• **TASK STATEMENT**
Every line of the material that includes the word "function" is to be shown.

• **GIVEN ENTRIES**
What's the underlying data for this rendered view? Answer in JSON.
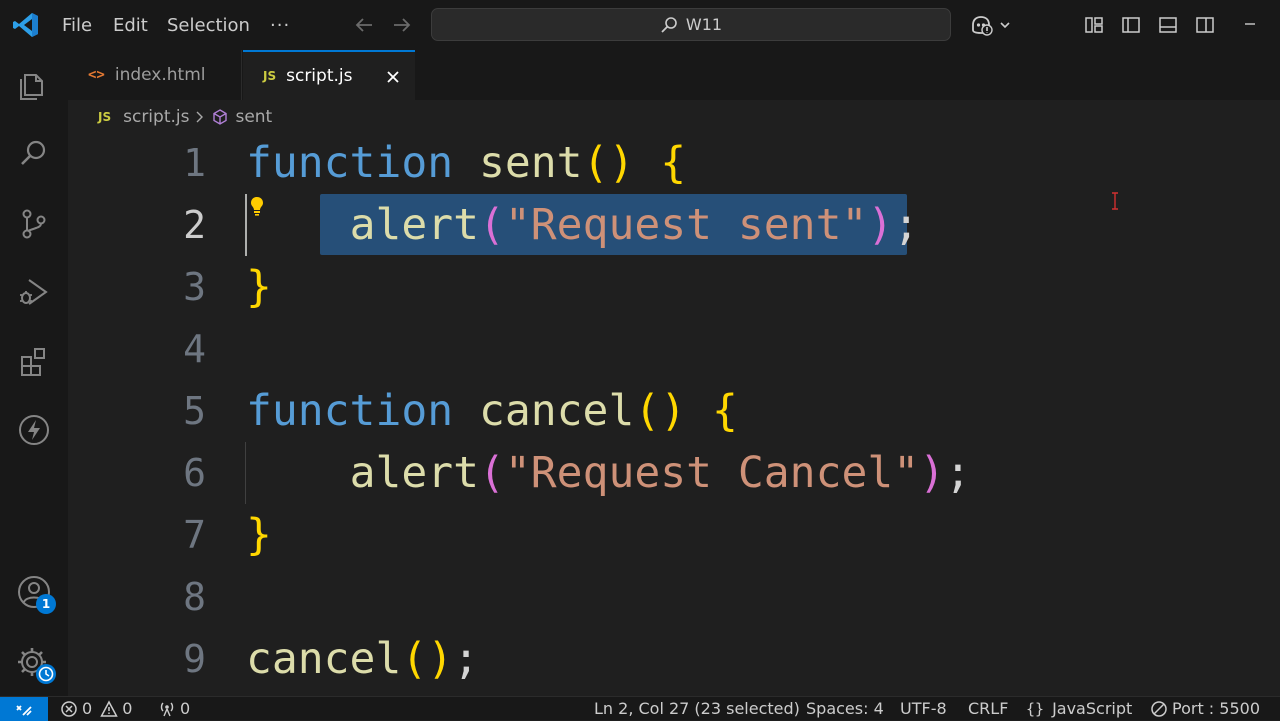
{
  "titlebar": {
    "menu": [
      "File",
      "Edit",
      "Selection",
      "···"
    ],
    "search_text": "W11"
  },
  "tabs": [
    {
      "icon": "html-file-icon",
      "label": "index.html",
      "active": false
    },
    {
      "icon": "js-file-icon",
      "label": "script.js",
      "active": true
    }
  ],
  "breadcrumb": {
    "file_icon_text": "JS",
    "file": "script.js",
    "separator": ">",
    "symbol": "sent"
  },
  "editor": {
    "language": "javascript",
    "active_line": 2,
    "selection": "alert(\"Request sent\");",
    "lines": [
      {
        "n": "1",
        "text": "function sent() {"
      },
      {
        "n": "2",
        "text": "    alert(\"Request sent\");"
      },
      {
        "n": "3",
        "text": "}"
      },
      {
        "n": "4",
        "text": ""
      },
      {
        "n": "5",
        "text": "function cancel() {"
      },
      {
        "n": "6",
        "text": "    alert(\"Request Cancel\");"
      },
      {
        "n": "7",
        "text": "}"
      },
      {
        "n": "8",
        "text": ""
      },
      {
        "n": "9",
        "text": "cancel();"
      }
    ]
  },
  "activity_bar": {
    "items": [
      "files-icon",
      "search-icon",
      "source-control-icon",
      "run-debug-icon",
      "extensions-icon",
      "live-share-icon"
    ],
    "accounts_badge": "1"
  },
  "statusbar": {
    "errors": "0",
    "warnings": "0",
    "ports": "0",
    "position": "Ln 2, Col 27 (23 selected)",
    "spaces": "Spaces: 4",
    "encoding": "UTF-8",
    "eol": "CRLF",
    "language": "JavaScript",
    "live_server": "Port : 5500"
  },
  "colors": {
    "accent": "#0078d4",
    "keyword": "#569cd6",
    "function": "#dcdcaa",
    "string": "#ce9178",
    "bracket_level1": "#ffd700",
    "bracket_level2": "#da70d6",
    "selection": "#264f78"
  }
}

• **ANSWER SECTION**
        "text": "function sent() {"
        "text": "function cancel() {"
    "function": "#dcdcaa",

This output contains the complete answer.